> **WORK ITEM**:
For the data below, work out how many lines include the string "title" and report only the number.

> **AVAILABLE RECORDS**:
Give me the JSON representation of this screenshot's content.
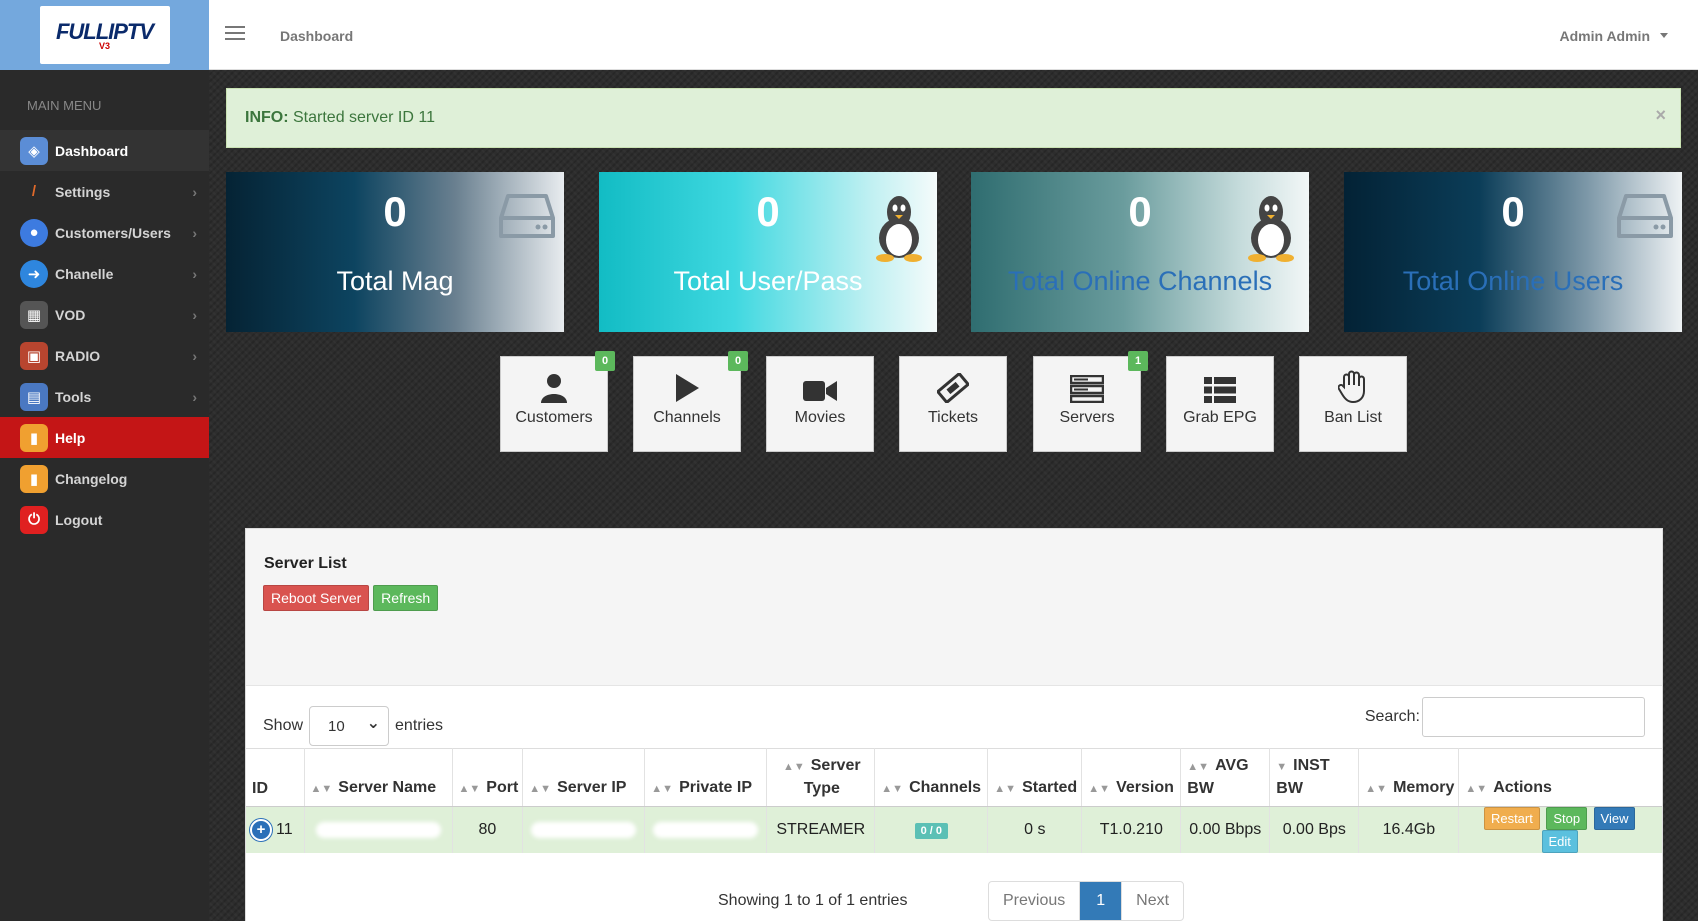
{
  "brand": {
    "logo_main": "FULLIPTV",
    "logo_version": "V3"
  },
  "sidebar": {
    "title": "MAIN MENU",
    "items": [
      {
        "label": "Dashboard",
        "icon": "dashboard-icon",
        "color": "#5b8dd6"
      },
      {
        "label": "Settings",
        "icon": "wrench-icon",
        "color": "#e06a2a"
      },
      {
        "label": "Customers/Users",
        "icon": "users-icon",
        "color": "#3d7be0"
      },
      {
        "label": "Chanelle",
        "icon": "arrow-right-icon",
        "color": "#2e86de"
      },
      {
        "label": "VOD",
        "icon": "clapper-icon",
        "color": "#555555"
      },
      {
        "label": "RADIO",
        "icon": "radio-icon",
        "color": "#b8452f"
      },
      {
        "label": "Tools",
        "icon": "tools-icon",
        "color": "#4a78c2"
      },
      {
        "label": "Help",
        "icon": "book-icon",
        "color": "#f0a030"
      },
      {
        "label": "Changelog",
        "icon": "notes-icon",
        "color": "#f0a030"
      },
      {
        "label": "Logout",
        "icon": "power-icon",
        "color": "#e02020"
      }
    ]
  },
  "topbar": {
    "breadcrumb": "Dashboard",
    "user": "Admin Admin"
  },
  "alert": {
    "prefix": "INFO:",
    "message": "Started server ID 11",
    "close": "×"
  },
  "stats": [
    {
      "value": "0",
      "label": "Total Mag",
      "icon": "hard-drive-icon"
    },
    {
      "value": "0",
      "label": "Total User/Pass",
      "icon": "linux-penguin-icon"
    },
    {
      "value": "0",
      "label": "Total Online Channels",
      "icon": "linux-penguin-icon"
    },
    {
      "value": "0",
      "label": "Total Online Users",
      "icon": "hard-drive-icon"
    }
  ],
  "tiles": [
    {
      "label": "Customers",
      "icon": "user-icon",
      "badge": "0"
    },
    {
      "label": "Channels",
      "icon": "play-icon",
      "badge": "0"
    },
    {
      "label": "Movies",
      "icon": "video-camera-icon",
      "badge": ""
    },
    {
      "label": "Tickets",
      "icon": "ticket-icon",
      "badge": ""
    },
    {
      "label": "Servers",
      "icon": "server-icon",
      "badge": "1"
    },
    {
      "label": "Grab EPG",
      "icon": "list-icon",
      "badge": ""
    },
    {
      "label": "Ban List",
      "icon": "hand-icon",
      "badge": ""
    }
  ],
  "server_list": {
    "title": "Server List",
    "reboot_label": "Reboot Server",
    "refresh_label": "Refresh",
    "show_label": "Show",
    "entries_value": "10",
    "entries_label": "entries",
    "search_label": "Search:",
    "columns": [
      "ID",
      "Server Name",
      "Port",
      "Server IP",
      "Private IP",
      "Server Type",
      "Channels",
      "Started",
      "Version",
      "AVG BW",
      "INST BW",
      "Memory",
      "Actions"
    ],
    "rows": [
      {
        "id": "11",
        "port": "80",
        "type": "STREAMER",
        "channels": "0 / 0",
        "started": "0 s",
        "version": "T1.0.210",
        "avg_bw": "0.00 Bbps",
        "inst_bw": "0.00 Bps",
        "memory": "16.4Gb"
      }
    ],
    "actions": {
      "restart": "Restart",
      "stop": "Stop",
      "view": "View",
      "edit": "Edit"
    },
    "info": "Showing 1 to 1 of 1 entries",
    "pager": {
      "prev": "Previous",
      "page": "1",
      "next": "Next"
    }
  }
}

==

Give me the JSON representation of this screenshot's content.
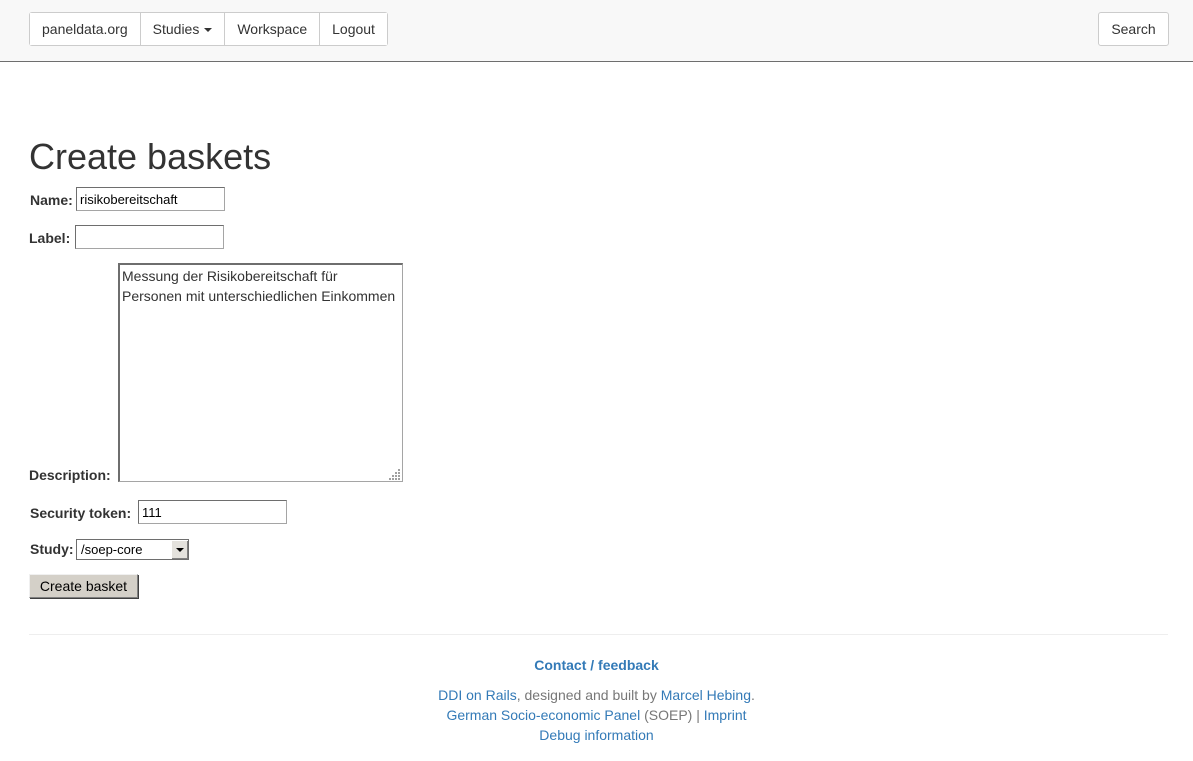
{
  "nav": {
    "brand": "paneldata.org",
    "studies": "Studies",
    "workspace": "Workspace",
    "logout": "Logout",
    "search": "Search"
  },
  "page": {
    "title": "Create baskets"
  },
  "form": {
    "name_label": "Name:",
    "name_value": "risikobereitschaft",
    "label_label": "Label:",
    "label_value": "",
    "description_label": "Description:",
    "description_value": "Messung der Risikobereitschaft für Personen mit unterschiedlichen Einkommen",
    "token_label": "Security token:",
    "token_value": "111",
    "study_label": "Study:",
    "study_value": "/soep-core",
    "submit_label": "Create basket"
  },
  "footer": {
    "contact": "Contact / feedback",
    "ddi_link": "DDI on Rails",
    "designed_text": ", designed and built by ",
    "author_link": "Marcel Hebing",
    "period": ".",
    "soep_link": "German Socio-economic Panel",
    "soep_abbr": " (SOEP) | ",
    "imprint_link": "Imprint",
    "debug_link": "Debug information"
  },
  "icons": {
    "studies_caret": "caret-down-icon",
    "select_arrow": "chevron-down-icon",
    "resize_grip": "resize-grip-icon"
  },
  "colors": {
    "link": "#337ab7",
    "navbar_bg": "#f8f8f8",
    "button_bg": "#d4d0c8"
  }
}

> **EXERCISE OUTPUT**:
3